*LISTED RECORDS:*

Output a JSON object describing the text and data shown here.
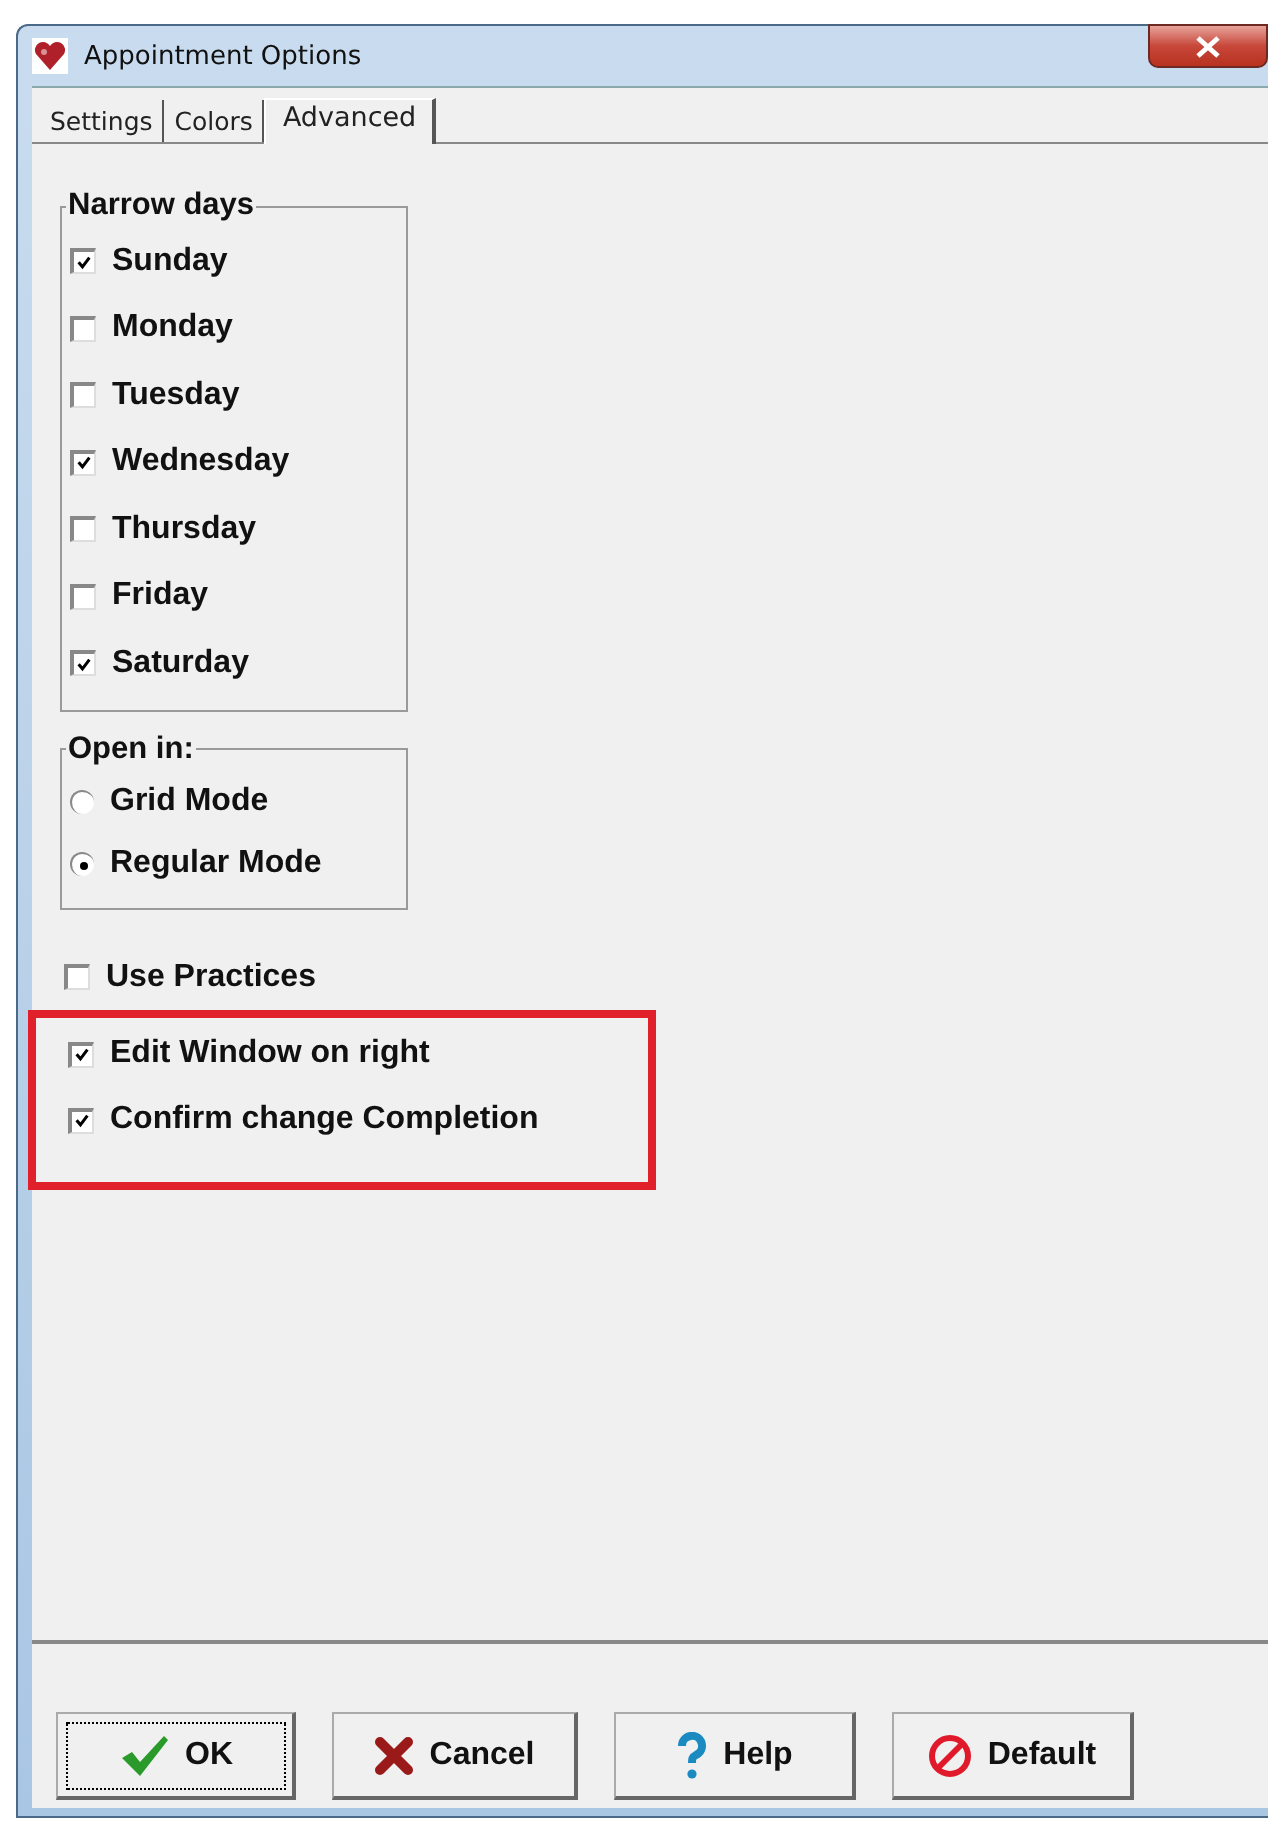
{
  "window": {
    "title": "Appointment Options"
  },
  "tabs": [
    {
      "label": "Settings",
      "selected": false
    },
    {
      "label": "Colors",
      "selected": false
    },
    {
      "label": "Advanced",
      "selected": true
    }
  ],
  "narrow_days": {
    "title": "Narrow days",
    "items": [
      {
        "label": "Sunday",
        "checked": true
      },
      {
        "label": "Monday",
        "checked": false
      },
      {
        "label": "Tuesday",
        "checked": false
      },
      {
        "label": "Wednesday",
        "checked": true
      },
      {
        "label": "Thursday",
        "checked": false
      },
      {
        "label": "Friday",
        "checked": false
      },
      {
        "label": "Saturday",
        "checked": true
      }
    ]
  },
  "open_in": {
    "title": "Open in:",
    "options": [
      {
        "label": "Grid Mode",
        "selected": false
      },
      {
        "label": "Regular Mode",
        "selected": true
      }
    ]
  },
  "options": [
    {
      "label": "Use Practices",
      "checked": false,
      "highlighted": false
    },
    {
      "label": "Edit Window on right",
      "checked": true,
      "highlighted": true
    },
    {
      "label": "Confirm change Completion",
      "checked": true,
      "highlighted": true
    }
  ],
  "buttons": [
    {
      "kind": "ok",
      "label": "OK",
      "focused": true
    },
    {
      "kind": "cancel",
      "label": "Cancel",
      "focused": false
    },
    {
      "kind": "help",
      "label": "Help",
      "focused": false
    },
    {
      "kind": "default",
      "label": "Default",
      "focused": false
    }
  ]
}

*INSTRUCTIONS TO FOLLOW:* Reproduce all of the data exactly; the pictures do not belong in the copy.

*RESPONSE BELOW:*
Output a JSON object describing the text and data shown here.
{
  "window": {
    "title": "Appointment Options"
  },
  "tabs": [
    {
      "label": "Settings",
      "selected": false
    },
    {
      "label": "Colors",
      "selected": false
    },
    {
      "label": "Advanced",
      "selected": true
    }
  ],
  "narrow_days": {
    "title": "Narrow days",
    "items": [
      {
        "label": "Sunday",
        "checked": true
      },
      {
        "label": "Monday",
        "checked": false
      },
      {
        "label": "Tuesday",
        "checked": false
      },
      {
        "label": "Wednesday",
        "checked": true
      },
      {
        "label": "Thursday",
        "checked": false
      },
      {
        "label": "Friday",
        "checked": false
      },
      {
        "label": "Saturday",
        "checked": true
      }
    ]
  },
  "open_in": {
    "title": "Open in:",
    "options": [
      {
        "label": "Grid Mode",
        "selected": false
      },
      {
        "label": "Regular Mode",
        "selected": true
      }
    ]
  },
  "options": [
    {
      "label": "Use Practices",
      "checked": false,
      "highlighted": false
    },
    {
      "label": "Edit Window on right",
      "checked": true,
      "highlighted": true
    },
    {
      "label": "Confirm change Completion",
      "checked": true,
      "highlighted": true
    }
  ],
  "buttons": [
    {
      "kind": "ok",
      "label": "OK",
      "focused": true
    },
    {
      "kind": "cancel",
      "label": "Cancel",
      "focused": false
    },
    {
      "kind": "help",
      "label": "Help",
      "focused": false
    },
    {
      "kind": "default",
      "label": "Default",
      "focused": false
    }
  ]
}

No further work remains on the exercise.